CDC Director Thomas Frieden, M.D., MPH

Long-term care facilities across the country are being hit hard by the seasonal flu, due in part to a problem with this year's vaccine, federal officials stated late last week.

Adding to the woes of long-term care providers and residents: The main virus this year is a strain of H3N2, which is especially dangerous for older adults. This could be a bad season even compared with other years when H3N2 was prevalent, some indications suggest. For the first full week of January, people 65 and older were hospitalized at a rate of 91.6 per 100,000, according to the CDC. The rate was 79.1 per 100,000 for the same week in 2013, the last time H3N2 was predominant.

Illustrating the overall situation, an article in Friday's USA Today highlighted how long-term care facilities have been affected in some states. Staff and residents at one Iowa facility were “stunned” at how quickly the virus spread, contributing to the death of two people. Emergency departments in New Jersey recently were forced to divert patients because flu cases had them at capacity.

Residents at Seabrook, a New Jersey continuing care retirement community, told USA Today that they are glad they received the high-dose flu vaccine. Research has shown it is most effective for long-term care residents. However, the facility still has stepped up infection control measures.

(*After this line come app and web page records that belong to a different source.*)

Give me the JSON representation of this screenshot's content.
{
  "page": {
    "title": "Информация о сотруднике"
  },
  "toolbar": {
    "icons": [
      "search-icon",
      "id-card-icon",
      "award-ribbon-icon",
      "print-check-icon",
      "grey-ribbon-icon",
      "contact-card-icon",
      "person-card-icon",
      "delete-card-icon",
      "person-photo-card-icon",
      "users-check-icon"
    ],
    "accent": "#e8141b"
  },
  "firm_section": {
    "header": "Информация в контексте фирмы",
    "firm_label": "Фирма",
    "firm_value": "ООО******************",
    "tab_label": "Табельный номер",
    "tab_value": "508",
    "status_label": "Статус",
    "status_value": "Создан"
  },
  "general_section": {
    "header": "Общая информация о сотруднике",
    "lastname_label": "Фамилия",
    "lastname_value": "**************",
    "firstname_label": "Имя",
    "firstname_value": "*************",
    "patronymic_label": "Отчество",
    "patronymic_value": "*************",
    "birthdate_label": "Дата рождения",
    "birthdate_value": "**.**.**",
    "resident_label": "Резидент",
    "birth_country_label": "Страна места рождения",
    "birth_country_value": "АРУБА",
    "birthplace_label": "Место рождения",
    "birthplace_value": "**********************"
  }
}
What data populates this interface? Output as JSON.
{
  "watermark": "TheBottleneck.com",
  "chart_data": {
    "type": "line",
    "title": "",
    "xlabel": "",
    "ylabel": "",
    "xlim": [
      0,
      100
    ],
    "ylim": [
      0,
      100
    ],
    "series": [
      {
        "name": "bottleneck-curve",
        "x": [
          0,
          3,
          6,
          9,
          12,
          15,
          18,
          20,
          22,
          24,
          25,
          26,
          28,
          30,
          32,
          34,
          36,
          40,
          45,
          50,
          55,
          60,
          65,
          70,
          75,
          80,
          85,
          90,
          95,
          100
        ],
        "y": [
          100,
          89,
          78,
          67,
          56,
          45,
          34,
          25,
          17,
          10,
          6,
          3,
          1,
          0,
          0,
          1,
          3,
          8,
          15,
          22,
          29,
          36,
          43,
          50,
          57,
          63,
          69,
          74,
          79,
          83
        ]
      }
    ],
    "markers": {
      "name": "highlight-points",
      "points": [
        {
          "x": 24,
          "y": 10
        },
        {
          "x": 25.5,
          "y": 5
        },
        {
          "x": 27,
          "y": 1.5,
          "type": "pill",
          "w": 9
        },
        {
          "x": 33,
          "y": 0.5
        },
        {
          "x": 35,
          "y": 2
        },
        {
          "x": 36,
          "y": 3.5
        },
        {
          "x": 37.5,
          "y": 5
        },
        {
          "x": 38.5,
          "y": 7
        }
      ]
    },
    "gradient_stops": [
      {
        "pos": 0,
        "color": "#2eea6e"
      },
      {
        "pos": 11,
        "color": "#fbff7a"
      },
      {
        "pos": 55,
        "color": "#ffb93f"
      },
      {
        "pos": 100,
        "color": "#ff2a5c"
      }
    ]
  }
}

Vaccination is only 23% effective at warding off the flu this year, according to new Centers for Disease Control and Prevention data. This compares with about 60% effectiveness in good years, the agency noted in Jan. 15 press release. The issue this year is that the dominant viral strain is “drifted,” meaning that it underwent genetic changes and is resistant to the vaccine that was developed in the spring.

The flu does not peak at the same time each year. It's possible that this season will improve going forward, but it's also possible that the worst is yet to come, said Joe Bresee, M.D., chief of the Epidemiology and Prevention Branch in CDC's Influenza Division. He does believe we now are in “the meat of the season,” USA Today reported.

The CDC is urging all people to get vaccinated, despite the limitations of this year's shot. The agency also recommends that healthcare professionals begin antiviral treatments promptly if flu is even suspected in people at high risk for complications or death.